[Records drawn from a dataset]

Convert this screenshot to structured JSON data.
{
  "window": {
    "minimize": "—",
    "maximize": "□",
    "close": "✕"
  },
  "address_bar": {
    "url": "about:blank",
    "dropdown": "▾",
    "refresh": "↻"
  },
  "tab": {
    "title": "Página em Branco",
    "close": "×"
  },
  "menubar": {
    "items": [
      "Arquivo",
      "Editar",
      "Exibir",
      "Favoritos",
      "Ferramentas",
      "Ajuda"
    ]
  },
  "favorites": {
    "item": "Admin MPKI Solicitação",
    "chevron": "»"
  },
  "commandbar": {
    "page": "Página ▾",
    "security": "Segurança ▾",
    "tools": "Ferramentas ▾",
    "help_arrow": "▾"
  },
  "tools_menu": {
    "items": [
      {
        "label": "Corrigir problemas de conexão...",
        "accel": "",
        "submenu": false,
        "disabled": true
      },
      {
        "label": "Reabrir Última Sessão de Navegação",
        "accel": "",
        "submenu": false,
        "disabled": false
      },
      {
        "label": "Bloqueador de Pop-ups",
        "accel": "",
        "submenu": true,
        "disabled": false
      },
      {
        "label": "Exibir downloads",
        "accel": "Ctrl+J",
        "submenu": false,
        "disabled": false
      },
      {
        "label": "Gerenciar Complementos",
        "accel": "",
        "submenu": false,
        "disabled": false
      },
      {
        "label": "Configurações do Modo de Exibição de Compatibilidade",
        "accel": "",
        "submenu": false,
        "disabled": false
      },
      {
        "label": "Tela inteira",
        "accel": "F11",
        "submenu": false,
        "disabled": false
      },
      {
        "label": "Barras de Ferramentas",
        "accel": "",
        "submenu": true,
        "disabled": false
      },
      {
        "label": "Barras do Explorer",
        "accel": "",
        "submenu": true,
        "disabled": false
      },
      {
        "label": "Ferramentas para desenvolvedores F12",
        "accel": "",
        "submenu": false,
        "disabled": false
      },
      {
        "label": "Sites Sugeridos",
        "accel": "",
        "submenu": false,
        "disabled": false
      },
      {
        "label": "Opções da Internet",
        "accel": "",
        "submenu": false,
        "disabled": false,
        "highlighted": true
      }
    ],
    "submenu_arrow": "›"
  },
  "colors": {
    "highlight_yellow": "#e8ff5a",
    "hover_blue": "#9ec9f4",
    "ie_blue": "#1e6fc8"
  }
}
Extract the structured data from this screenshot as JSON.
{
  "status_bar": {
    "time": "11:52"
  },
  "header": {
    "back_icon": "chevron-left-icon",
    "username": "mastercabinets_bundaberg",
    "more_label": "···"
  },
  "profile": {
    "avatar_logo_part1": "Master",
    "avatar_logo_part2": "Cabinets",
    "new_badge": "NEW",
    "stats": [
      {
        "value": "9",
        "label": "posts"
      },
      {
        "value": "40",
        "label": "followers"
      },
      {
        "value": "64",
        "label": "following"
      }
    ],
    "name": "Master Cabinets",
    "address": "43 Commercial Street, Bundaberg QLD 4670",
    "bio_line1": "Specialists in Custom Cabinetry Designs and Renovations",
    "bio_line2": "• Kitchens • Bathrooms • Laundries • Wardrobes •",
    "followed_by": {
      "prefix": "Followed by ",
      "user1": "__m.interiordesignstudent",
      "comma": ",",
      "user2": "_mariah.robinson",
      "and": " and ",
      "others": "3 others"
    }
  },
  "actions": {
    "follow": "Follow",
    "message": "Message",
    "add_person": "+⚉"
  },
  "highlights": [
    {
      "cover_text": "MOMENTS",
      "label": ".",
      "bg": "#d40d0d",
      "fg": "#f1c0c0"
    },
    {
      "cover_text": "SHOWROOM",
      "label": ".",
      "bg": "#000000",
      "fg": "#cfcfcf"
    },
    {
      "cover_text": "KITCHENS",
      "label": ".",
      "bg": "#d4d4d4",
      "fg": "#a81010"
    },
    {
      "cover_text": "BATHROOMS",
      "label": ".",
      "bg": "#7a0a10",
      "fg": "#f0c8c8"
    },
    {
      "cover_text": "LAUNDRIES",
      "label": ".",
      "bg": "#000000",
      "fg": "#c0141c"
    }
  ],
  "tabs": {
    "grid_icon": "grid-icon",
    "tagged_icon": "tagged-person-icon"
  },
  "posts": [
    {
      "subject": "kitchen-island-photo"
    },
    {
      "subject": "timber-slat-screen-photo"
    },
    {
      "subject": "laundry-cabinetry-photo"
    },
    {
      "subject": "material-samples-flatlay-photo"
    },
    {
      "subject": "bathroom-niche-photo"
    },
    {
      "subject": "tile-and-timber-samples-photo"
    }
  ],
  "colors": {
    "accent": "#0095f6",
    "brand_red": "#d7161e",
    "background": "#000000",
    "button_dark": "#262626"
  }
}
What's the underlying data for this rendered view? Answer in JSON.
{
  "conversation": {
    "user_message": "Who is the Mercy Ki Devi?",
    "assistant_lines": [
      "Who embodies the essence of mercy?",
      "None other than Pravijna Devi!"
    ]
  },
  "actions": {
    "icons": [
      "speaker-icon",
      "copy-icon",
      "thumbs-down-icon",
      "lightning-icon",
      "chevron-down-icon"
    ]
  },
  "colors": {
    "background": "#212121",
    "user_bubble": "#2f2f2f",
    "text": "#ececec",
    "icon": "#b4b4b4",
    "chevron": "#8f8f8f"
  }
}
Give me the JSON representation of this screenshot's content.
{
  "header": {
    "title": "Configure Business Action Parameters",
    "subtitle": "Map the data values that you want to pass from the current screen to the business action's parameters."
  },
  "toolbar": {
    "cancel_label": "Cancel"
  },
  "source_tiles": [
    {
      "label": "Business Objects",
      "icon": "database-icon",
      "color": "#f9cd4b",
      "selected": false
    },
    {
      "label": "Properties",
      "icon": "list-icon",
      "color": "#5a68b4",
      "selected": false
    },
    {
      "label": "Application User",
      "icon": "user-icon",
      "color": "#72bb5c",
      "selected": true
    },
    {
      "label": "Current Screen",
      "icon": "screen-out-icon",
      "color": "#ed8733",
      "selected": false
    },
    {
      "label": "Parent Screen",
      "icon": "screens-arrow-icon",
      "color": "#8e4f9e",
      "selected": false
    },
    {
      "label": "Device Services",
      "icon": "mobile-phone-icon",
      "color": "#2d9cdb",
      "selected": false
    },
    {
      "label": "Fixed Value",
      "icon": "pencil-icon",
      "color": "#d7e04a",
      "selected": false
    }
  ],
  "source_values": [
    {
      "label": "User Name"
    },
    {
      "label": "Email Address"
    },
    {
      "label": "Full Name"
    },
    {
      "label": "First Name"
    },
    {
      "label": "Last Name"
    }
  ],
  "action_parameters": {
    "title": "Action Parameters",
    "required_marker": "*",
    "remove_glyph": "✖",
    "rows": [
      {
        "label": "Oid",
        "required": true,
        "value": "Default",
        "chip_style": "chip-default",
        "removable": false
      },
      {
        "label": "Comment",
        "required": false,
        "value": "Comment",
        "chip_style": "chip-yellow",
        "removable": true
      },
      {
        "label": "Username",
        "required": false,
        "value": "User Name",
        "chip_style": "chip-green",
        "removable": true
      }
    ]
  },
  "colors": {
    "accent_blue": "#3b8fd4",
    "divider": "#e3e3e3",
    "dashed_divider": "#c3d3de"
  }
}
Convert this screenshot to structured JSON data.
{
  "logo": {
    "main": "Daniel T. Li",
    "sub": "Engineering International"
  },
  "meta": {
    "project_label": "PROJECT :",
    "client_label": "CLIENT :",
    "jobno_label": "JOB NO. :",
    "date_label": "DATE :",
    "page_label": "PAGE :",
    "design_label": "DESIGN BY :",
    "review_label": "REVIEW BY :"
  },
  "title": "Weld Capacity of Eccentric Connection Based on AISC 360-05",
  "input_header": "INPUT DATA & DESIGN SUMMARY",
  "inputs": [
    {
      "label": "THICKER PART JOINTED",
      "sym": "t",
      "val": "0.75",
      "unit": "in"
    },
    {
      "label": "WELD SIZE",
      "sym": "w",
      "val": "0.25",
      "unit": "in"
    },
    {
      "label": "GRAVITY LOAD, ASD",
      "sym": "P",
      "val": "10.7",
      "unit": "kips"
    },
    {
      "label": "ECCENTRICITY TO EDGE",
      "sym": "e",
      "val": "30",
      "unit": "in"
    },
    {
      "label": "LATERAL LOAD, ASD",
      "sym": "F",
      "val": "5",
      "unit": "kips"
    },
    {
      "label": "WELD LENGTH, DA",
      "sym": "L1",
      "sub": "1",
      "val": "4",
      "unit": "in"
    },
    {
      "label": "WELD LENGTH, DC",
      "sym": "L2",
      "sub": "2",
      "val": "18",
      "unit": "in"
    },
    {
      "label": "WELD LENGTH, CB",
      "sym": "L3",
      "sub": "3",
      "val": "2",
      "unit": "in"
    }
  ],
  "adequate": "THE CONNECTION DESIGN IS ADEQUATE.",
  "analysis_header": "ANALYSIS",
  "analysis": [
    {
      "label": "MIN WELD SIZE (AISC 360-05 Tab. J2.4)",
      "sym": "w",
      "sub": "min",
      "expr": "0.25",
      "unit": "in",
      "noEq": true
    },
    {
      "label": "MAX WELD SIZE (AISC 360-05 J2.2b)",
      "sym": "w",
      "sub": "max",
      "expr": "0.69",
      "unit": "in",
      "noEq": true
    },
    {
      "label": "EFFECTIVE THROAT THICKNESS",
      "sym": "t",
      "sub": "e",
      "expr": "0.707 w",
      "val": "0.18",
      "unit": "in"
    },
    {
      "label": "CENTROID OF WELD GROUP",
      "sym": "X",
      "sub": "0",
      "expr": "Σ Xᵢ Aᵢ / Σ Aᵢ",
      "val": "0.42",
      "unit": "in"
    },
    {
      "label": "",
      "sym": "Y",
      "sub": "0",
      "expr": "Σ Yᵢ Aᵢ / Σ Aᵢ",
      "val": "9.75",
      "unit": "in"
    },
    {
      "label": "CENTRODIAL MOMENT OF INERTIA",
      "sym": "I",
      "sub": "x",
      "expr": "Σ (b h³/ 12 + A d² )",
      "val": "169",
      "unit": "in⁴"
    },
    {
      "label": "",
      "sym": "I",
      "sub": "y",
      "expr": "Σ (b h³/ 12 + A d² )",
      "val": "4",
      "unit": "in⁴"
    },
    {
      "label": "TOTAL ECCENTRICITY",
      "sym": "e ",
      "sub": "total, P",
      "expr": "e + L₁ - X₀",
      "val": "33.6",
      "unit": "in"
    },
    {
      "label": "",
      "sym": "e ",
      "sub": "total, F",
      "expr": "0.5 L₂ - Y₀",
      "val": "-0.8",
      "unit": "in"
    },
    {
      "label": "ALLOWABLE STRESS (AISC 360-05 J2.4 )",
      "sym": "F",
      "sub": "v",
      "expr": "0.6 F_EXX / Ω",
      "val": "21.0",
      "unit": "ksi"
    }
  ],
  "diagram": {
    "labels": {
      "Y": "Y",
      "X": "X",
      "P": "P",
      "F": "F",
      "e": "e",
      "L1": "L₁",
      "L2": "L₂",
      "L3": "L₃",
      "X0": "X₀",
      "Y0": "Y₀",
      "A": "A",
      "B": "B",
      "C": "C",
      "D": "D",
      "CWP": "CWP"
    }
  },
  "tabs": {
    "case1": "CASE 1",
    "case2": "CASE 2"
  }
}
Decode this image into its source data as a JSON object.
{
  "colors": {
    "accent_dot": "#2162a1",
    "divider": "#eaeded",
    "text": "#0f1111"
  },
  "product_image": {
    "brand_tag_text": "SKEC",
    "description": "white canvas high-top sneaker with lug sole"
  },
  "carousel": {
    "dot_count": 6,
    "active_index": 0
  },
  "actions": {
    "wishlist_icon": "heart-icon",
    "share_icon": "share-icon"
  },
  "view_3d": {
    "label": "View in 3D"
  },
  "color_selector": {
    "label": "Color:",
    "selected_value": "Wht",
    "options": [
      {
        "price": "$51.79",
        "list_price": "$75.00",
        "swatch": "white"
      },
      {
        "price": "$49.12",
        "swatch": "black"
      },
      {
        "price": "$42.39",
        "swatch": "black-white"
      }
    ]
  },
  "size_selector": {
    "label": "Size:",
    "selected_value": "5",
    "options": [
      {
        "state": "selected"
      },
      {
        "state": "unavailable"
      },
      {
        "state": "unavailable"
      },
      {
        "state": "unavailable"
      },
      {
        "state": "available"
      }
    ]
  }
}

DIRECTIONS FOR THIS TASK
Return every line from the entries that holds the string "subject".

RESPONSE TO THIS TASK
      "subject": "kitchen-island-photo"
      "subject": "timber-slat-screen-photo"
      "subject": "laundry-cabinetry-photo"
      "subject": "material-samples-flatlay-photo"
      "subject": "bathroom-niche-photo"
      "subject": "tile-and-timber-samples-photo"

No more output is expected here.